AVAILABLE DATA Start Marker
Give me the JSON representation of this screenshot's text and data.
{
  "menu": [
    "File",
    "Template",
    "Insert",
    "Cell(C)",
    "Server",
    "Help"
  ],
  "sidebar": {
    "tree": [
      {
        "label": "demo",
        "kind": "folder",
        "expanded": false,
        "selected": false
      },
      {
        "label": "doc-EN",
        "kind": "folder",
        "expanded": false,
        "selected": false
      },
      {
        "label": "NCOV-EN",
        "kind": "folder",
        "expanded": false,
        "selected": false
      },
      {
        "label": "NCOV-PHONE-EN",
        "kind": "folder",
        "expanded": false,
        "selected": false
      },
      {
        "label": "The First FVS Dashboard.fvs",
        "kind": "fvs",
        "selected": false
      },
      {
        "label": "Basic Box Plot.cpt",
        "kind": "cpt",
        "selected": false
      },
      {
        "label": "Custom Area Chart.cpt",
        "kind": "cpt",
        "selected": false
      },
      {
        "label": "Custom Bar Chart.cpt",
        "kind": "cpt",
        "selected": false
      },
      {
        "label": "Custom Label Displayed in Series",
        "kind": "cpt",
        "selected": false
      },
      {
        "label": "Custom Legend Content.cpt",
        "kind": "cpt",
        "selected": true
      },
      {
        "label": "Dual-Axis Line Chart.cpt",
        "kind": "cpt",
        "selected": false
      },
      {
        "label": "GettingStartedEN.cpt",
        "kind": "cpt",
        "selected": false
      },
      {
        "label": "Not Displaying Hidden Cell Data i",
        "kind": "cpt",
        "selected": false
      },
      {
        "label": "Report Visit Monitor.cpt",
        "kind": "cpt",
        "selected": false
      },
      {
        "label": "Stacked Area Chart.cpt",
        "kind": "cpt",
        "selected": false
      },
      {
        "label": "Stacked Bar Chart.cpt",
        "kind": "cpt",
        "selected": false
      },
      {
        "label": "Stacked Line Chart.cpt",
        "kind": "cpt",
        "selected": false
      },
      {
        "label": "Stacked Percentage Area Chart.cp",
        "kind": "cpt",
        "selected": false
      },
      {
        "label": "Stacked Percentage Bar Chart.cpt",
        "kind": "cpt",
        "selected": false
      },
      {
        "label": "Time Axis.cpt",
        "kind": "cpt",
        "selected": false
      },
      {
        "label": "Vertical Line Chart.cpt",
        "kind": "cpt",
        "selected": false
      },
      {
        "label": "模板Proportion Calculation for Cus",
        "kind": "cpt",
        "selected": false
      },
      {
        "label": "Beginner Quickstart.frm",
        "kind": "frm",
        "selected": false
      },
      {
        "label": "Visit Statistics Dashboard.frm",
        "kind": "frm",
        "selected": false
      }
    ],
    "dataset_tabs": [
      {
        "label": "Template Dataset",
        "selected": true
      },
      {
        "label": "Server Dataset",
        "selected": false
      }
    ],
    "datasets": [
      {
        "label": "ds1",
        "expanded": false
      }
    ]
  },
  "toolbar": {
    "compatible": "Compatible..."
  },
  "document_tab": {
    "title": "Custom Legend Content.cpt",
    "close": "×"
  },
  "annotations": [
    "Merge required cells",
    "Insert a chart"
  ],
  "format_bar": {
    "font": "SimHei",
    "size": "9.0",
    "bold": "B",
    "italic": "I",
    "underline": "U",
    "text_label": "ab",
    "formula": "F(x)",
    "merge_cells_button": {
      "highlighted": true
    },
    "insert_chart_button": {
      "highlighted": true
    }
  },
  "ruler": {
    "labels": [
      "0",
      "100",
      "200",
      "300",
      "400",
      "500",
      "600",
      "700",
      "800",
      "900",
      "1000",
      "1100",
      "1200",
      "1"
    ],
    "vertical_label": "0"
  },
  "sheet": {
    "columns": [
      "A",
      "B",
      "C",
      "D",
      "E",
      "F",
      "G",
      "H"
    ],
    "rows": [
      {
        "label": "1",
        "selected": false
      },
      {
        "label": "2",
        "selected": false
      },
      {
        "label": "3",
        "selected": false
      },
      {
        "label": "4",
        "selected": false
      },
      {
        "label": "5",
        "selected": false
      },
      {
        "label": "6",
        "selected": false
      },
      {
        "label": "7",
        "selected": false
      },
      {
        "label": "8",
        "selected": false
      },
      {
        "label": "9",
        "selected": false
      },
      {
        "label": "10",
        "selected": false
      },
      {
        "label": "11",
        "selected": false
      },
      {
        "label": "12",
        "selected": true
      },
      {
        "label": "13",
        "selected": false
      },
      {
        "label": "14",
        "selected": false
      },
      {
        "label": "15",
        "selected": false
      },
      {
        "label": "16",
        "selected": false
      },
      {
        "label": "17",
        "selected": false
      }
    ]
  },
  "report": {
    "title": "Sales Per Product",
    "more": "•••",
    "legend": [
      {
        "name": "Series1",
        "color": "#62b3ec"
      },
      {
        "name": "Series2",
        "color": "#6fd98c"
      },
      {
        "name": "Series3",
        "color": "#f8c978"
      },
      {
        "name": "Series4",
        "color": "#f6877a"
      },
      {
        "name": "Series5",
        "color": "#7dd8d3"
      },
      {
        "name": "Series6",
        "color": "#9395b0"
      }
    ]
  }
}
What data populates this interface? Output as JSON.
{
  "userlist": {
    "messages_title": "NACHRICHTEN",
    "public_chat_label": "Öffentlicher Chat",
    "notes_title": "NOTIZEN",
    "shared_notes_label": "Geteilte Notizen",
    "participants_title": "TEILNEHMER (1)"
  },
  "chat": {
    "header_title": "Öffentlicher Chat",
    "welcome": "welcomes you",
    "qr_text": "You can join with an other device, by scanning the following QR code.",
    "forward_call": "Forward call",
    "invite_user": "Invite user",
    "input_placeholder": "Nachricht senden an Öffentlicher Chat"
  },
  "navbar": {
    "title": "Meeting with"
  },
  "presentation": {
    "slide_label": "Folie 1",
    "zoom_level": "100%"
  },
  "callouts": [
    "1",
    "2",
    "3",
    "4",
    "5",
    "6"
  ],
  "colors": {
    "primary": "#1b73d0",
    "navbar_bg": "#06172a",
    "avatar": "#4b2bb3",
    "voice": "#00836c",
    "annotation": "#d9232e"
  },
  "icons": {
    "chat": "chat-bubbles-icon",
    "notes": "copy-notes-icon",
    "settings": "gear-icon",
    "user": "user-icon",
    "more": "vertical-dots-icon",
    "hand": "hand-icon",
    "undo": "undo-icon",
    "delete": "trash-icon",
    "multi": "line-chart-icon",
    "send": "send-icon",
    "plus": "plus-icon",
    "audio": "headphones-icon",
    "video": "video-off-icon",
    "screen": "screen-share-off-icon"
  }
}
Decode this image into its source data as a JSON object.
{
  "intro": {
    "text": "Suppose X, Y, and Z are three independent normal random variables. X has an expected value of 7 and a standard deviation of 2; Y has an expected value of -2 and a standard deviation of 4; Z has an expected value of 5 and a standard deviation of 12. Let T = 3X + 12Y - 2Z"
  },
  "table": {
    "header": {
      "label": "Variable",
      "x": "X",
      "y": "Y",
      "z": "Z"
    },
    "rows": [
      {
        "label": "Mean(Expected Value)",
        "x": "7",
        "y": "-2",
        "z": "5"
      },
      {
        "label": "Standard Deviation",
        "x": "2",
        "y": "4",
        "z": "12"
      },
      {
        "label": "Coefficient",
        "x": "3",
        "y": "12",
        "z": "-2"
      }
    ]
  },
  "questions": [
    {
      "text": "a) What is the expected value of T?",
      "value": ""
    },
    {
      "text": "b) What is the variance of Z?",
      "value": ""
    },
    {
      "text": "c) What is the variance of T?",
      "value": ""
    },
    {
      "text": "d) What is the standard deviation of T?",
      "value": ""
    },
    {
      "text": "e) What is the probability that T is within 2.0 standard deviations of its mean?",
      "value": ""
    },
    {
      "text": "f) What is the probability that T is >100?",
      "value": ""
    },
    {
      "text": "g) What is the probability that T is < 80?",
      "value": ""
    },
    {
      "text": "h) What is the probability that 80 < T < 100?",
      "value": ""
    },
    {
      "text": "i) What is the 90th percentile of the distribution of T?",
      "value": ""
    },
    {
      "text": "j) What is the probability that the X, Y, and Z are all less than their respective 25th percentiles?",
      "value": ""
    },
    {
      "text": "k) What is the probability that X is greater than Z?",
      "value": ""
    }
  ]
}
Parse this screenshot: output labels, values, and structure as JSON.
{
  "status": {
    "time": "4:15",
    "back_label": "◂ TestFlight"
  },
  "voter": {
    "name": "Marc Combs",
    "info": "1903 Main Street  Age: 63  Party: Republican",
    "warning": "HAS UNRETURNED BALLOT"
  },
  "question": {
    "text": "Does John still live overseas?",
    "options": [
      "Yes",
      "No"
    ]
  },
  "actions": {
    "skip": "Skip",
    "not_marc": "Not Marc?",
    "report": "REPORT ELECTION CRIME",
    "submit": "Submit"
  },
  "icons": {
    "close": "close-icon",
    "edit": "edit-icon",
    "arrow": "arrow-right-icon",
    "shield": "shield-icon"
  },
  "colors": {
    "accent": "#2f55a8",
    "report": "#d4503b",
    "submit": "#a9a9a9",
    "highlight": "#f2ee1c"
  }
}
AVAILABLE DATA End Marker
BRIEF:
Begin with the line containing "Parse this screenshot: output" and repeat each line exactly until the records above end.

EXERCISE SOLUTION:
Parse this screenshot: output labels, values, and structure as JSON.
{
  "status": {
    "time": "4:15",
    "back_label": "◂ TestFlight"
  },
  "voter": {
    "name": "Marc Combs",
    "info": "1903 Main Street  Age: 63  Party: Republican",
    "warning": "HAS UNRETURNED BALLOT"
  },
  "question": {
    "text": "Does John still live overseas?",
    "options": [
      "Yes",
      "No"
    ]
  },
  "actions": {
    "skip": "Skip",
    "not_marc": "Not Marc?",
    "report": "REPORT ELECTION CRIME",
    "submit": "Submit"
  },
  "icons": {
    "close": "close-icon",
    "edit": "edit-icon",
    "arrow": "arrow-right-icon",
    "shield": "shield-icon"
  },
  "colors": {
    "accent": "#2f55a8",
    "report": "#d4503b",
    "submit": "#a9a9a9",
    "highlight": "#f2ee1c"
  }
}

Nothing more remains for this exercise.